[What to work on] Exact output of all the records is required.

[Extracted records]
******************************
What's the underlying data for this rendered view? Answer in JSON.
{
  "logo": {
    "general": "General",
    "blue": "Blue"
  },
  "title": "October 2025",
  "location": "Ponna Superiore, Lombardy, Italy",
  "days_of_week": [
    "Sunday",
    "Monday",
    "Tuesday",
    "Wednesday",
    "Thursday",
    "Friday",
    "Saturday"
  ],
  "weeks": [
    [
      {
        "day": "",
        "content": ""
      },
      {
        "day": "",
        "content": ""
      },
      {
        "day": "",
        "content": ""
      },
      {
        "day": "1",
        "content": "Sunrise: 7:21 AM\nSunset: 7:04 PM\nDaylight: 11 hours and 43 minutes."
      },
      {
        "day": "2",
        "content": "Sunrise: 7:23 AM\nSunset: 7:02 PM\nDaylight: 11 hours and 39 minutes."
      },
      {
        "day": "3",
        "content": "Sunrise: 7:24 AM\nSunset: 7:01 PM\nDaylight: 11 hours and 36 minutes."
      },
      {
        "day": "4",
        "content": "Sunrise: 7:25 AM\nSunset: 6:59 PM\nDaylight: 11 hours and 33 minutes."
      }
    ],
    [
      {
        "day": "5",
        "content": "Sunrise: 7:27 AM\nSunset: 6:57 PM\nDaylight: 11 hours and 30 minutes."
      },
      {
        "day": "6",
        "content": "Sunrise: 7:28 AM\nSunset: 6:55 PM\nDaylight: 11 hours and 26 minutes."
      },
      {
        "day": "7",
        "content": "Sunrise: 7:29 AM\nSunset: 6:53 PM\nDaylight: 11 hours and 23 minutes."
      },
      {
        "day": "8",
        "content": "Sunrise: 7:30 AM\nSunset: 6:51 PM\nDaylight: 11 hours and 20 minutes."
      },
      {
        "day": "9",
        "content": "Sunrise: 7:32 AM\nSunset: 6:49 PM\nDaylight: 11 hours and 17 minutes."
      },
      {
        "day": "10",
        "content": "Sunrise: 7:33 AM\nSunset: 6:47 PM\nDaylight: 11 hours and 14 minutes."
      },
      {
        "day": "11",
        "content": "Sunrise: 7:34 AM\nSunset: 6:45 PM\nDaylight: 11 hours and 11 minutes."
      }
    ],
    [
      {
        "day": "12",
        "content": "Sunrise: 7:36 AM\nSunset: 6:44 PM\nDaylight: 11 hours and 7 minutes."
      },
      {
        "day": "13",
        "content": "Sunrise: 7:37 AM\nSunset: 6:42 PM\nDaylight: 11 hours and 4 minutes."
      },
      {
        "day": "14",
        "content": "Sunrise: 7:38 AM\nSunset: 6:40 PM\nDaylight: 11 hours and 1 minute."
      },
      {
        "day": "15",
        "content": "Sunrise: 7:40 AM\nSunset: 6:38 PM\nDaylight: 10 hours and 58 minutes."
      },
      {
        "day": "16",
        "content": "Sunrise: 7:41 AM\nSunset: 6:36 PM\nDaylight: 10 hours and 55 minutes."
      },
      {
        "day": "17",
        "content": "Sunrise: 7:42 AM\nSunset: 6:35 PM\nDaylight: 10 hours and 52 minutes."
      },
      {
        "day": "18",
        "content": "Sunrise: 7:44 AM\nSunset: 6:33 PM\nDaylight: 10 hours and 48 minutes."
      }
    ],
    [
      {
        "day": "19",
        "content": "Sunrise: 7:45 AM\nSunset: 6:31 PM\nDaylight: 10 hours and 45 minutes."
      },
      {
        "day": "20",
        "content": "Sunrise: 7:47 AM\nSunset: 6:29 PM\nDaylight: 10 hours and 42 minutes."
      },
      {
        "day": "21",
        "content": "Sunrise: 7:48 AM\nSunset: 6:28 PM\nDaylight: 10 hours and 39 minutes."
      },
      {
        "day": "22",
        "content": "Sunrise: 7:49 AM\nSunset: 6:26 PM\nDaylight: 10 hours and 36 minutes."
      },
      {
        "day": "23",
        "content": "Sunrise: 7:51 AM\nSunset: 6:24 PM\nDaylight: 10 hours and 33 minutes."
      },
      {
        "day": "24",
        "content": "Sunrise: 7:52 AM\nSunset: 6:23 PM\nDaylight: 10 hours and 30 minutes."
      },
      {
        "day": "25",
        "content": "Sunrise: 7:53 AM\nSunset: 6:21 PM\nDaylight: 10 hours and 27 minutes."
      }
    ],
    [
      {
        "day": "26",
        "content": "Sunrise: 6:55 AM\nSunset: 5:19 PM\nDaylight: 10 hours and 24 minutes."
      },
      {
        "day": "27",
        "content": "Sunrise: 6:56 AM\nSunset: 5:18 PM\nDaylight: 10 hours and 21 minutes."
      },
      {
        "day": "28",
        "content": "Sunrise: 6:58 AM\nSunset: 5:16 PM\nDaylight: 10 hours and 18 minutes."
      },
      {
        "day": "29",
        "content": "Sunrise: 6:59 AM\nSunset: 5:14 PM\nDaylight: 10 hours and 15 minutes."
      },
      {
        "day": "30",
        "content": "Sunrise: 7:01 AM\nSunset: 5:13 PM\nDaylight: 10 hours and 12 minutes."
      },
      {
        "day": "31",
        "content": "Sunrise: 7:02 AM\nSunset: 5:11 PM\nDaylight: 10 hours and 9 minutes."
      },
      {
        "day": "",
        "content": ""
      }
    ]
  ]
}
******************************
[The completed task]
What's the underlying data for this rendered view? Answer in JSON.
{
  "logo": {
    "general": "General",
    "blue": "Blue"
  },
  "title": "October 2025",
  "location": "Ponna Superiore, Lombardy, Italy",
  "days_of_week": [
    "Sunday",
    "Monday",
    "Tuesday",
    "Wednesday",
    "Thursday",
    "Friday",
    "Saturday"
  ],
  "weeks": [
    [
      {
        "day": "",
        "content": ""
      },
      {
        "day": "",
        "content": ""
      },
      {
        "day": "",
        "content": ""
      },
      {
        "day": "1",
        "content": "Sunrise: 7:21 AM\nSunset: 7:04 PM\nDaylight: 11 hours and 43 minutes."
      },
      {
        "day": "2",
        "content": "Sunrise: 7:23 AM\nSunset: 7:02 PM\nDaylight: 11 hours and 39 minutes."
      },
      {
        "day": "3",
        "content": "Sunrise: 7:24 AM\nSunset: 7:01 PM\nDaylight: 11 hours and 36 minutes."
      },
      {
        "day": "4",
        "content": "Sunrise: 7:25 AM\nSunset: 6:59 PM\nDaylight: 11 hours and 33 minutes."
      }
    ],
    [
      {
        "day": "5",
        "content": "Sunrise: 7:27 AM\nSunset: 6:57 PM\nDaylight: 11 hours and 30 minutes."
      },
      {
        "day": "6",
        "content": "Sunrise: 7:28 AM\nSunset: 6:55 PM\nDaylight: 11 hours and 26 minutes."
      },
      {
        "day": "7",
        "content": "Sunrise: 7:29 AM\nSunset: 6:53 PM\nDaylight: 11 hours and 23 minutes."
      },
      {
        "day": "8",
        "content": "Sunrise: 7:30 AM\nSunset: 6:51 PM\nDaylight: 11 hours and 20 minutes."
      },
      {
        "day": "9",
        "content": "Sunrise: 7:32 AM\nSunset: 6:49 PM\nDaylight: 11 hours and 17 minutes."
      },
      {
        "day": "10",
        "content": "Sunrise: 7:33 AM\nSunset: 6:47 PM\nDaylight: 11 hours and 14 minutes."
      },
      {
        "day": "11",
        "content": "Sunrise: 7:34 AM\nSunset: 6:45 PM\nDaylight: 11 hours and 11 minutes."
      }
    ],
    [
      {
        "day": "12",
        "content": "Sunrise: 7:36 AM\nSunset: 6:44 PM\nDaylight: 11 hours and 7 minutes."
      },
      {
        "day": "13",
        "content": "Sunrise: 7:37 AM\nSunset: 6:42 PM\nDaylight: 11 hours and 4 minutes."
      },
      {
        "day": "14",
        "content": "Sunrise: 7:38 AM\nSunset: 6:40 PM\nDaylight: 11 hours and 1 minute."
      },
      {
        "day": "15",
        "content": "Sunrise: 7:40 AM\nSunset: 6:38 PM\nDaylight: 10 hours and 58 minutes."
      },
      {
        "day": "16",
        "content": "Sunrise: 7:41 AM\nSunset: 6:36 PM\nDaylight: 10 hours and 55 minutes."
      },
      {
        "day": "17",
        "content": "Sunrise: 7:42 AM\nSunset: 6:35 PM\nDaylight: 10 hours and 52 minutes."
      },
      {
        "day": "18",
        "content": "Sunrise: 7:44 AM\nSunset: 6:33 PM\nDaylight: 10 hours and 48 minutes."
      }
    ],
    [
      {
        "day": "19",
        "content": "Sunrise: 7:45 AM\nSunset: 6:31 PM\nDaylight: 10 hours and 45 minutes."
      },
      {
        "day": "20",
        "content": "Sunrise: 7:47 AM\nSunset: 6:29 PM\nDaylight: 10 hours and 42 minutes."
      },
      {
        "day": "21",
        "content": "Sunrise: 7:48 AM\nSunset: 6:28 PM\nDaylight: 10 hours and 39 minutes."
      },
      {
        "day": "22",
        "content": "Sunrise: 7:49 AM\nSunset: 6:26 PM\nDaylight: 10 hours and 36 minutes."
      },
      {
        "day": "23",
        "content": "Sunrise: 7:51 AM\nSunset: 6:24 PM\nDaylight: 10 hours and 33 minutes."
      },
      {
        "day": "24",
        "content": "Sunrise: 7:52 AM\nSunset: 6:23 PM\nDaylight: 10 hours and 30 minutes."
      },
      {
        "day": "25",
        "content": "Sunrise: 7:53 AM\nSunset: 6:21 PM\nDaylight: 10 hours and 27 minutes."
      }
    ],
    [
      {
        "day": "26",
        "content": "Sunrise: 6:55 AM\nSunset: 5:19 PM\nDaylight: 10 hours and 24 minutes."
      },
      {
        "day": "27",
        "content": "Sunrise: 6:56 AM\nSunset: 5:18 PM\nDaylight: 10 hours and 21 minutes."
      },
      {
        "day": "28",
        "content": "Sunrise: 6:58 AM\nSunset: 5:16 PM\nDaylight: 10 hours and 18 minutes."
      },
      {
        "day": "29",
        "content": "Sunrise: 6:59 AM\nSunset: 5:14 PM\nDaylight: 10 hours and 15 minutes."
      },
      {
        "day": "30",
        "content": "Sunrise: 7:01 AM\nSunset: 5:13 PM\nDaylight: 10 hours and 12 minutes."
      },
      {
        "day": "31",
        "content": "Sunrise: 7:02 AM\nSunset: 5:11 PM\nDaylight: 10 hours and 9 minutes."
      },
      {
        "day": "",
        "content": ""
      }
    ]
  ]
}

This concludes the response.